by Aubrey Blanche
Originally published: May 15, 2017
For many women, gender stereotyping is one of the largest barriers to advancing in the workplace. I’m sure many women can relate to being called “bossy” for speaking up, or too “emotional” for being passionate. While these stereotypes negatively impact women generally, this tends to be even more true for women with multiple minority identities like me.

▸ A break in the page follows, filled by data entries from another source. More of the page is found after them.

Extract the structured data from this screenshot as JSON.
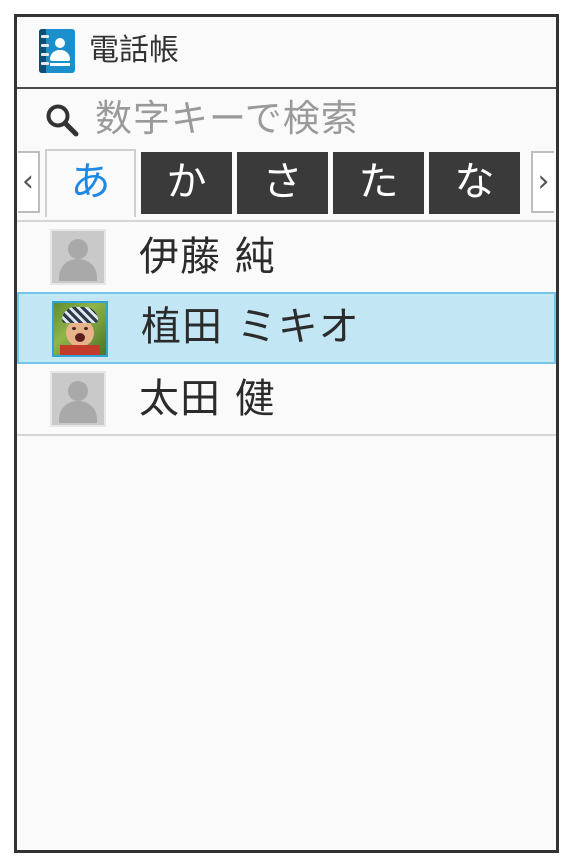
{
  "app": {
    "title": "電話帳",
    "icon": "contacts-book-icon",
    "accent": "#1e88e5"
  },
  "search": {
    "placeholder": "数字キーで検索",
    "icon": "search-icon"
  },
  "index_tabs": {
    "prev_icon": "chevron-left-icon",
    "next_icon": "chevron-right-icon",
    "items": [
      {
        "label": "あ",
        "active": true
      },
      {
        "label": "か",
        "active": false
      },
      {
        "label": "さ",
        "active": false
      },
      {
        "label": "た",
        "active": false
      },
      {
        "label": "な",
        "active": false
      }
    ]
  },
  "contacts": [
    {
      "name": "伊藤 純",
      "avatar": "default-avatar-icon",
      "selected": false
    },
    {
      "name": "植田 ミキオ",
      "avatar": "photo",
      "selected": true
    },
    {
      "name": "太田 健",
      "avatar": "default-avatar-icon",
      "selected": false
    }
  ],
  "colors": {
    "selected_row": "#c2e6f4",
    "selected_border": "#74c6e6",
    "tab_bg": "#3a3a3a"
  }
}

One of the most common responses I see when people are faced with stereotype-driven bias is to not respond at all, or to question whether what they have experienced was really driven by bias. But each time we stay silent, or question whether our experience is real, we lose an opportunity to advocate for ourselves and to improve the experience of those around us.